Exercise description: Run through the records and show each line that includes the string "DOWNLOAD".

___ Input records ___

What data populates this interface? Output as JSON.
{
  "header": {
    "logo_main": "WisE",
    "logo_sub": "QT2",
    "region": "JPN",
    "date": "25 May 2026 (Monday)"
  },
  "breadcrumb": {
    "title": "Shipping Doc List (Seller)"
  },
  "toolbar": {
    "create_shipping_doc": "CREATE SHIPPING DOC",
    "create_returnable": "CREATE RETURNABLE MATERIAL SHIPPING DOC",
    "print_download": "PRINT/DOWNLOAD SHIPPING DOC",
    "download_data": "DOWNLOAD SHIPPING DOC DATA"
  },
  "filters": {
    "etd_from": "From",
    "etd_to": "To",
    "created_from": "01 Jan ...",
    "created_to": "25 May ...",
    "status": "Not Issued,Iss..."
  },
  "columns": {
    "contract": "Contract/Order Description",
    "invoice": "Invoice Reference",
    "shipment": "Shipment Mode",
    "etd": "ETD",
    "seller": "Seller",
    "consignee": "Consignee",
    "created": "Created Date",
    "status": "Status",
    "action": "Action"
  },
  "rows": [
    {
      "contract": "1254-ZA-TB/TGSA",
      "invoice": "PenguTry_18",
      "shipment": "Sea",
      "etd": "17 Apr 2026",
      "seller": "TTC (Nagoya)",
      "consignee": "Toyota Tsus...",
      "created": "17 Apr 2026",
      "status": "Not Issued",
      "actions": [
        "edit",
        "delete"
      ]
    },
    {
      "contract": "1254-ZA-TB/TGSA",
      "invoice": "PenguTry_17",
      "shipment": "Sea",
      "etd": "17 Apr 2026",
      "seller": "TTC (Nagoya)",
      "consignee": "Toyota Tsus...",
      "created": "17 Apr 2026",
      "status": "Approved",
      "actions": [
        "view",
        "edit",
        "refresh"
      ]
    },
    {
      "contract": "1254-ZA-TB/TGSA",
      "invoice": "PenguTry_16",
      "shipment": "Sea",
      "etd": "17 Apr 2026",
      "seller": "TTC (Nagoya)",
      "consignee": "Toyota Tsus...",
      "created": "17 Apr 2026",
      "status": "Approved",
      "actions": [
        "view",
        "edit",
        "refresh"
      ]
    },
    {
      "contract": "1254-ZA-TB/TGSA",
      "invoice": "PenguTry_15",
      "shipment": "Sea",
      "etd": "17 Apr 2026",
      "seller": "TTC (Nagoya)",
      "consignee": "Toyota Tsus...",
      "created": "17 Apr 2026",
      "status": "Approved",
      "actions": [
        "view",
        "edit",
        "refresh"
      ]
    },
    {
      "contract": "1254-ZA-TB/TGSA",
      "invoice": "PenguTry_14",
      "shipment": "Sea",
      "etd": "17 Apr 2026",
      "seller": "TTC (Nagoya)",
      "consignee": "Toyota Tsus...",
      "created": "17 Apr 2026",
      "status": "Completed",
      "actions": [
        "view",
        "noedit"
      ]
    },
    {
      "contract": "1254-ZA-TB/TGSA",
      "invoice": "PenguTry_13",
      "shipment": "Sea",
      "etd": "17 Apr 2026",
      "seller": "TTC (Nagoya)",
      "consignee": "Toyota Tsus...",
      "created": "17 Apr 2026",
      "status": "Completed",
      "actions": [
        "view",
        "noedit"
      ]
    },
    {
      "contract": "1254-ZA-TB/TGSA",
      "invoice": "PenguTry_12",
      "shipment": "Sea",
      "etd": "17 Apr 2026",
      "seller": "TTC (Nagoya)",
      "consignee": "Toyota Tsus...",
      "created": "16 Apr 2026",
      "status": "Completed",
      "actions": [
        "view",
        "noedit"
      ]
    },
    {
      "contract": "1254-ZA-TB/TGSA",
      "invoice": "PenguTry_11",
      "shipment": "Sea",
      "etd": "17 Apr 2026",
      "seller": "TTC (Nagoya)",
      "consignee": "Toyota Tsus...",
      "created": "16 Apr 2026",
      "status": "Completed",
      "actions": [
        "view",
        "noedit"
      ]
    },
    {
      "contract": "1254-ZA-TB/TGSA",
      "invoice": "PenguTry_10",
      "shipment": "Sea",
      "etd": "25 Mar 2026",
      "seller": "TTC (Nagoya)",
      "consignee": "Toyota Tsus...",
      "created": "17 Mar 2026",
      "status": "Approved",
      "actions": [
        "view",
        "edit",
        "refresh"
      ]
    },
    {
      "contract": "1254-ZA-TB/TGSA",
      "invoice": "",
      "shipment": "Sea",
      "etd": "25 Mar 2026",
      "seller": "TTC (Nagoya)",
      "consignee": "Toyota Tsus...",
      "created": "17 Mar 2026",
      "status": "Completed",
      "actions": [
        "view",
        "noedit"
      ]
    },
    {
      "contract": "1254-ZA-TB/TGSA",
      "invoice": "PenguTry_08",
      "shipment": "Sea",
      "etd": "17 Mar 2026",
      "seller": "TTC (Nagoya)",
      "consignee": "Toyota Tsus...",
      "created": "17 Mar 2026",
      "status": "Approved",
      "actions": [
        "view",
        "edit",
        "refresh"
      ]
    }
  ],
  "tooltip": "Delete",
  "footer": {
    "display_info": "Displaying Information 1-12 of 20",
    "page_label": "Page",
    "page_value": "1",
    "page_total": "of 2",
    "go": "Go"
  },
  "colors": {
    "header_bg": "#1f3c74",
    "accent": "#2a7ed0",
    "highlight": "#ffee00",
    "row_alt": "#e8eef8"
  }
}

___

Answer space:
    "print_download": "PRINT/DOWNLOAD SHIPPING DOC",
    "download_data": "DOWNLOAD SHIPPING DOC DATA"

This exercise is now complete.